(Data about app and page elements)
________________________________________

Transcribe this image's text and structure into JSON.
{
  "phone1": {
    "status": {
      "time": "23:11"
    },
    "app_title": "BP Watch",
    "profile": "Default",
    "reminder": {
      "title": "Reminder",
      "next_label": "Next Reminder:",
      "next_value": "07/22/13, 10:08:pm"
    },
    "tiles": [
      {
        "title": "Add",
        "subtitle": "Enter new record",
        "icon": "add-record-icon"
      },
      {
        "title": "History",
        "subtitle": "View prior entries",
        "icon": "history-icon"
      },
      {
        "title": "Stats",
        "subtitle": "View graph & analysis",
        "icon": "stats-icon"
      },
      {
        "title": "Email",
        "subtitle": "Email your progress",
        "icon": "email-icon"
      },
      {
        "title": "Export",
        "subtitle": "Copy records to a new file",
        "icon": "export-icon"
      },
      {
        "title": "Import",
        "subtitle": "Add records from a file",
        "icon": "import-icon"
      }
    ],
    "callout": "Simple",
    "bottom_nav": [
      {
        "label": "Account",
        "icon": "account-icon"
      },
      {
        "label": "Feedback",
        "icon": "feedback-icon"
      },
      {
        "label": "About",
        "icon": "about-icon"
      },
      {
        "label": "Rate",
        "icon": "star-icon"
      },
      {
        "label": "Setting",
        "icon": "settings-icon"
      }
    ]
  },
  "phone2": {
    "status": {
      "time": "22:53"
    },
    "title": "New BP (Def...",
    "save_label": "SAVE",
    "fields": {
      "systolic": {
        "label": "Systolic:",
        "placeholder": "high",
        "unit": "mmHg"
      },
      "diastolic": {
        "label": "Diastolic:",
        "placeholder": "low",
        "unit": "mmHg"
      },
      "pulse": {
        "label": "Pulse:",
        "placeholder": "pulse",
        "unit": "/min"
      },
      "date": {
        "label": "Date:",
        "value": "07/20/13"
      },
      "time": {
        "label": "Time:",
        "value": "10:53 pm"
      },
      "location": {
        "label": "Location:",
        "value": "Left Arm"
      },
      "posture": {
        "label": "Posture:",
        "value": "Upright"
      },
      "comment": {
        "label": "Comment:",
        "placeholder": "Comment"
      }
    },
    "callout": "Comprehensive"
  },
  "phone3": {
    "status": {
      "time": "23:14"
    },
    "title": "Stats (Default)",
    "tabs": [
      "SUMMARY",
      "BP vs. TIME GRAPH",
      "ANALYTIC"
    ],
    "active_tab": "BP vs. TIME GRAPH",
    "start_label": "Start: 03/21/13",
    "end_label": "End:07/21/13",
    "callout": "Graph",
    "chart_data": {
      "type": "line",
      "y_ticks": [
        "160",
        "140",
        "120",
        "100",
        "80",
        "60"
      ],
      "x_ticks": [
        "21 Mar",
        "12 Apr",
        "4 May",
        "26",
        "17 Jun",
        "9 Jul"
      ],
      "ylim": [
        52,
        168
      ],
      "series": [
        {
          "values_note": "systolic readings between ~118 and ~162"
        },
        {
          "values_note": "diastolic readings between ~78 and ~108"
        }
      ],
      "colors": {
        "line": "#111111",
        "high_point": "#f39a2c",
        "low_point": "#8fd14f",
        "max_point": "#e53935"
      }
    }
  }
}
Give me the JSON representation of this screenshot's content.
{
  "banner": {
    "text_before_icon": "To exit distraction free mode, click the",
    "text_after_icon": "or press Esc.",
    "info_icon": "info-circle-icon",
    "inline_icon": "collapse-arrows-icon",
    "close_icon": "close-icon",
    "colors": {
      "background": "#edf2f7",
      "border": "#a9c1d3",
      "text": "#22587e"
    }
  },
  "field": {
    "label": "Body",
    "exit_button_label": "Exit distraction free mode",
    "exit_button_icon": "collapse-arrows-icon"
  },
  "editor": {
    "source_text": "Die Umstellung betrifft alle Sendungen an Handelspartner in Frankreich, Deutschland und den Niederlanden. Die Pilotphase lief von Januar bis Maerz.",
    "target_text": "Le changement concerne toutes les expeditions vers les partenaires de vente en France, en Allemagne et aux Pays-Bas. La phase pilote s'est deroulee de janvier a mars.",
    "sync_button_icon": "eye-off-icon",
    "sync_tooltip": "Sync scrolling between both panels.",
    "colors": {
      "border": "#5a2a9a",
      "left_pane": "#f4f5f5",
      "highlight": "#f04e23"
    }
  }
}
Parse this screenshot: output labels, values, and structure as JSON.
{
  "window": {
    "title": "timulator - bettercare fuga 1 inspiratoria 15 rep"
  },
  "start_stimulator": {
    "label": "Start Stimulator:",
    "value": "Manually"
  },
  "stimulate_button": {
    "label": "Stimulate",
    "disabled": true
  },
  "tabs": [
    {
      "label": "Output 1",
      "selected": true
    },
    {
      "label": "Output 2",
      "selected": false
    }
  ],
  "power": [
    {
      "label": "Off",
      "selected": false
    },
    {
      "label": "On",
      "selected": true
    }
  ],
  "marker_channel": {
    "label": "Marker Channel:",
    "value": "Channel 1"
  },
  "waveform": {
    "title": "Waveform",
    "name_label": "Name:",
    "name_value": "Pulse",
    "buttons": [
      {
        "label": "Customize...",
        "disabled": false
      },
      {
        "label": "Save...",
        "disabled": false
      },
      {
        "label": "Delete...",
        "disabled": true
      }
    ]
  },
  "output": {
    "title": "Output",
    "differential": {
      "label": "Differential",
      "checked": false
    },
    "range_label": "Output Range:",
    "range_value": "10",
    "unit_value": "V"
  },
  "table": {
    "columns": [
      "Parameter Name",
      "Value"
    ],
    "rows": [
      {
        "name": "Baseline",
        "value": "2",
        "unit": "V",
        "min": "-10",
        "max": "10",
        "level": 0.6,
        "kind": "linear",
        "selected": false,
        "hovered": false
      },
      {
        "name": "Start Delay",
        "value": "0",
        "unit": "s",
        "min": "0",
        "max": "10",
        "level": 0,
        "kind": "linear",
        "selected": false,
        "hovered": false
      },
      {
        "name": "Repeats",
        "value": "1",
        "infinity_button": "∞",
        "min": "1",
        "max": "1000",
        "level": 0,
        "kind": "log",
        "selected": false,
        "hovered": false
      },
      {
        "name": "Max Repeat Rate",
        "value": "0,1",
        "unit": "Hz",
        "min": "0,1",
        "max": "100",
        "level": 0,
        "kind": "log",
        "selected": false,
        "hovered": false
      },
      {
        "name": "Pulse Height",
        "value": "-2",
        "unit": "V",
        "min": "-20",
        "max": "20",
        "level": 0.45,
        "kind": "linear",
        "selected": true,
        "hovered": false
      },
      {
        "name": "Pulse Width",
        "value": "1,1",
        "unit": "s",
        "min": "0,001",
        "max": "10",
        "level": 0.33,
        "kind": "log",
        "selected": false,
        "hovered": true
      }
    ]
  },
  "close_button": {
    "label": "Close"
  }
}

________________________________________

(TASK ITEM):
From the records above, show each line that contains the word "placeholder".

(YOUR SOLUTION):
        "placeholder": "high",
        "placeholder": "low",
        "placeholder": "pulse",
        "placeholder": "Comment"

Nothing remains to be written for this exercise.